39 weeks are in the books and Jodi Wendte is ready for baby number two. So far the pregnancy has gone without a hitch.
"Yeah pretty routine except for the gestational diabetes!" Said Wendte.
It's a condition Jodi is very familiar with, she received the same diagnosis in her first pregnancy
"I was hoping that I didn't have it again but I did expect that it probably would be the same I now that there's an increased risk the second time around if you've had it before." Said Wendte.
"There are hormonal changes that happen with the pregnancy that make you more prone to insulin resistance which increases your risk for diabetes and that happens with the placenta that grows there." Said Dr. Brenda Kallemeyn, an OB/GYN with the Avera Medical Group Obstetrics and Gynecology.
Nationally, gestational diabetes affects less than 10% of expectant mothers. However, in Sioux Falls the average is tripled at nearly 30% of pregnancies. Which means women like Jodi have to add another step to the pregnancy plan.
"Checking your blood sugars four times a day and you're tied to that and medication and lifestyle changes; it can be overwhelming luckily it's temporary in this situation." Said Wendte.

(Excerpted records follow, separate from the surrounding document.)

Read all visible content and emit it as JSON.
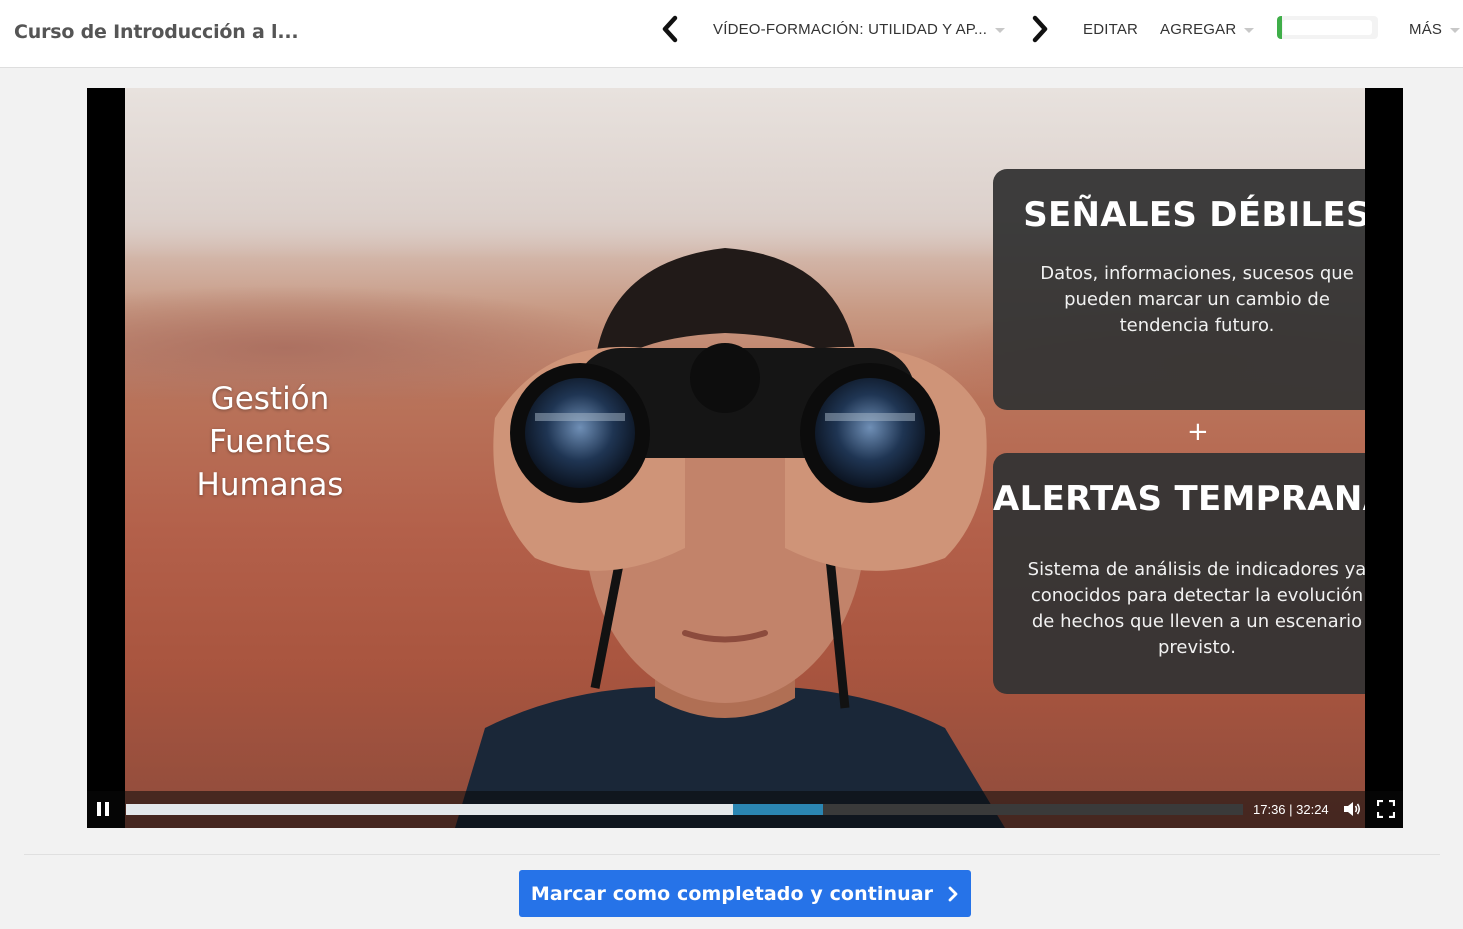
{
  "header": {
    "course_title": "Curso de Introducción a l...",
    "lesson_title": "VÍDEO-FORMACIÓN: UTILIDAD Y AP...",
    "edit_label": "EDITAR",
    "add_label": "AGREGAR",
    "more_label": "MÁS",
    "progress_fraction": 0.05,
    "accent_green": "#3fae49"
  },
  "video": {
    "slide_left_lines": [
      "Gestión",
      "Fuentes",
      "Humanas"
    ],
    "card1": {
      "title": "SEÑALES DÉBILES",
      "body": "Datos, informaciones, sucesos que pueden marcar un cambio de tendencia futuro."
    },
    "plus": "+",
    "card2": {
      "title": "ALERTAS TEMPRANAS",
      "body": "Sistema de análisis de indicadores ya conocidos para detectar la evolución de hechos que lleven a un escenario previsto."
    },
    "time_display": "17:36 | 32:24",
    "played_fraction": 0.543,
    "buffered_fraction": 0.624,
    "buffer_color": "#2b86b3"
  },
  "footer": {
    "complete_button_label": "Marcar como completado y continuar",
    "button_color": "#2673e8"
  },
  "icons": [
    "chevron-left-icon",
    "chevron-right-icon",
    "caret-down-icon",
    "pause-icon",
    "volume-icon",
    "fullscreen-icon",
    "chevron-right-icon"
  ]
}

Pregnancy is supposed to be a time to satisfy cravings, but with gestational diabetes, it means counting carbs and making sure you don't over do it.
"Definitely eliminating sweets is probably the biggest change to the diet. So it's been a little frustrating at times but it's definitely manageable." Said Wendte.

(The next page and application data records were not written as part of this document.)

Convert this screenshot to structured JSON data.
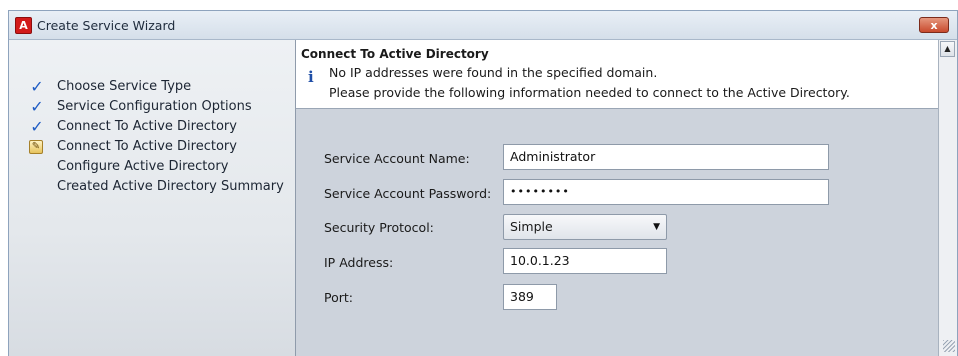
{
  "window": {
    "title": "Create Service Wizard",
    "close_label": "x"
  },
  "sidebar": {
    "steps": [
      {
        "label": "Choose Service Type",
        "status": "done",
        "icon": "checkmark-icon"
      },
      {
        "label": "Service Configuration Options",
        "status": "done",
        "icon": "checkmark-icon"
      },
      {
        "label": "Connect To Active Directory",
        "status": "done",
        "icon": "checkmark-icon"
      },
      {
        "label": "Connect To Active Directory",
        "status": "current",
        "icon": "edit-page-icon"
      },
      {
        "label": "Configure Active Directory",
        "status": "pending",
        "icon": ""
      },
      {
        "label": "Created Active Directory Summary",
        "status": "pending",
        "icon": ""
      }
    ]
  },
  "header": {
    "title": "Connect To Active Directory",
    "info_glyph": "i",
    "line1": "No IP addresses were found in the specified domain.",
    "line2": "Please provide the following information needed to connect to the Active Directory."
  },
  "form": {
    "account_name_label": "Service Account Name:",
    "account_name_value": "Administrator",
    "password_label": "Service Account Password:",
    "password_value": "••••••••",
    "protocol_label": "Security Protocol:",
    "protocol_value": "Simple",
    "ip_label": "IP Address:",
    "ip_value": "10.0.1.23",
    "port_label": "Port:",
    "port_value": "389"
  },
  "colors": {
    "accent": "#1f5cc4",
    "close": "#c84a2d",
    "app_icon": "#d21a1a"
  }
}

Gestational diabetes is just one condition that Dr. Kallemeyn screens for in moms-to-be. While it may be viewed just as a temporary lifestyle change that clears up after delivery; it's not something expectant mothers should turn a blind eye to.
"The scariest things that can happen with gestational diabetes that's not well-controlled is babies can die in utero, they can also grow very large and that makes them have a higher risk for birth injuries like shoulder distortia or nerve injuries during delivery." Said Dr. Kallemeyn.

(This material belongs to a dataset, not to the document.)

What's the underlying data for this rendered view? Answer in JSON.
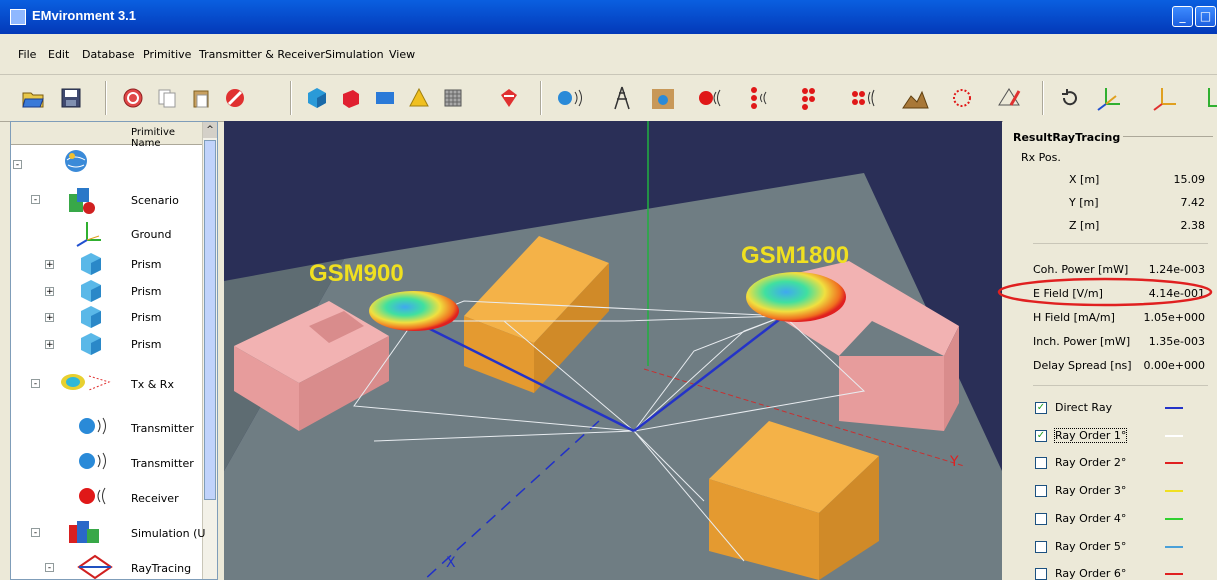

It's a serious condition but is very manageable. Jodi says it was easy to feel overwhelmed by all the changes, but her diabetes has helped keep things in perspective.
"It's temporary and there's so many medical conditions out there that affect babies that this is something that could be managed and it's really reassuring to know that you can have some control over that and still have a healthy baby." Said Wendte.
Not to mention a healthy mom as well.
"It's helped prevent some of those extra pounds from pregnancy too! So I feel good about that part of it." Said Wendte.
"It is scary but it is something that you can take control of and make yourself healthier in the long run." Said Dr. Kallemeyn.
So when baby arrives, there's only one thing Jodi wants visitors to bring.
"You don't need to bring gifts just bring chocolate to the hospital at the end!" Said Wendte.
Audrey Ann Wendte was born on September 18, the day after we taped this story.
For new and expectant mothers who want to learn more, there is the Maybe a Baby event coming up. The event will be held on Tuesday, October 15th from 6:30-8:30pm at the Avera McKennan Women's Center. For more information just call 877-AT-AVERA.